Hon. Christine Amongin, the Minister of State for Teso Affairs reminded the audience about the 1st
Ugandan UK Convention that took place in August 2011. “We came out of that Convention” she said,
“with recommendations and resolute to forge the way forward in concerted efforts to make Uganda
our pride and a better place to live in. We are here now to review our commitments and how to
build on what we have done.”
She said that at the first Convention, the main objective of Teso Affairs Ministry was to closely
oversee Government programs and ensuring their fast-tracking towards accelerated social and
economic development in the Teso Region. She explained that having been a new Department of
Government in the previous financial year, the Ministry operations were, to a large extent, budget
constrained. However, she reported gladly that the Ministry has been allocated a vote and a budget
for this financial year.
She implored Ugandans to reflect on the 50 years journey after attaining independence and quoted

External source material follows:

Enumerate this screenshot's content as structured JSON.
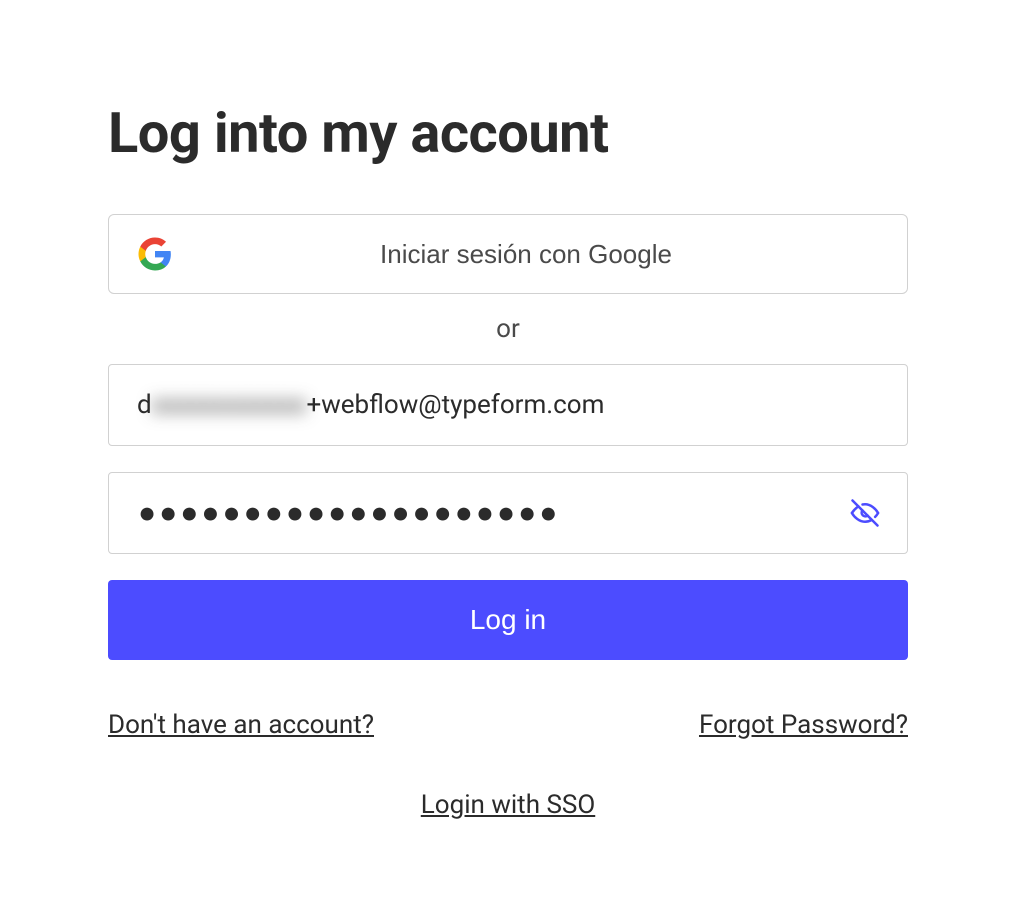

a phrase by science fiction writer, Robert Heinlein, “A generation which ignores history has no past
and no future”, which could be referred to Ugandans. “What our country has gone through over the
50 years should give us a guide to be able to choose what to do to achieve the best for our country”,
She appealed to Ugandans in the Diaspora to help combat the challenges of flooding in Teso region.
This could be an investment opportunity as most of the bridges get flooded, though she admitted
that the government was trying to do its best to overcome this calamity. Teso region is peaceful and
people should take the PPP* (public private partnership) arrangement to engage in business with
the assurance of the government as a partner.
She gladly reported that since the 1st Convention, she managed to get some charities from London
to work on various projects in Teso. She mention in particular River Flow Ministries who help people
on agriculture development. Another charity, Ark Schools, has now constructed 12 secondary
schools in the region and all these thanks to the effort of the convention which has allowed the Teso
Affairs Ministry to forge good relationship with these charities.
The Minister said that Teso is open for business. Projects in value addition are needed in the region
to take advantage of the abundance of cassava and potatoes. She reported some good
developments in the region, including the University. His Excellency the President directed the
establishment of Teso University sooner than was expected. She reported the Teso University Task
Force was accordingly launched by the Minister of Education and Sports, and the university is set to
commence in July 2013. She called on skilled Ugandans to go and teach in the two faculties in human
resources and IT to commence with the opening of the University.
The region is also working with a Korean International Cooperation Agency (KOICA) to construct a
fruit factory, which will add value to the many citrus fruit grown in the region. Teso Tropical Growers
are calling upon Ugandans in London to take advantage of the investment opportunity, particularly
in the agricultural sector. The Teso Affairs Ministry will continue with the emphasis on improving on
performance of all agricultural programs, both in the public and private sector to strengthen
agricultural production, including food security.
She assured investors that rural electrification is one of the major government policies. In pursuit of
this policy, Government put in place the Rural Electrification Agency (REA) to ensure electric energy
is availed in the rural areas. The task is ongoing and many rural areas have been placed on the grid
for eventual electricity infrastructure provision and connection.
She advised Ugandans to utilize the Constitution of the Republic of Uganda 1995. She encouraged
them to seek and obtain information from Government on any issue of importance in any sector of
the economy and on Government policies so as to make informed decisions on where to contribute
to the development of Uganda.
Finally, she pointed out that "we are aware of our plight, but we must recognize that opportunities
exist to turn Teso around".
She concluded by commending and thanking the organizers of the Convention for arranging this
important occasion, and inviting her again to participate in it.
*PPPs allow governments to retain ownership while contracting the private sector to perform a specific function such as building,
maintaining and operating infrastructure like roads and ports, or providing basic services like water and electricity. Both sides stand to
benefit from the contractual agreement. Government earns revenue by leasing state-owned assets or alternatively pays the private sector
for improved infrastructure and better service delivery. Often the private sector can do the job more efficiently, which can lower prices
and improve rollout. The private operator gets reimbursed either by government or consumers for doing its work, at a profit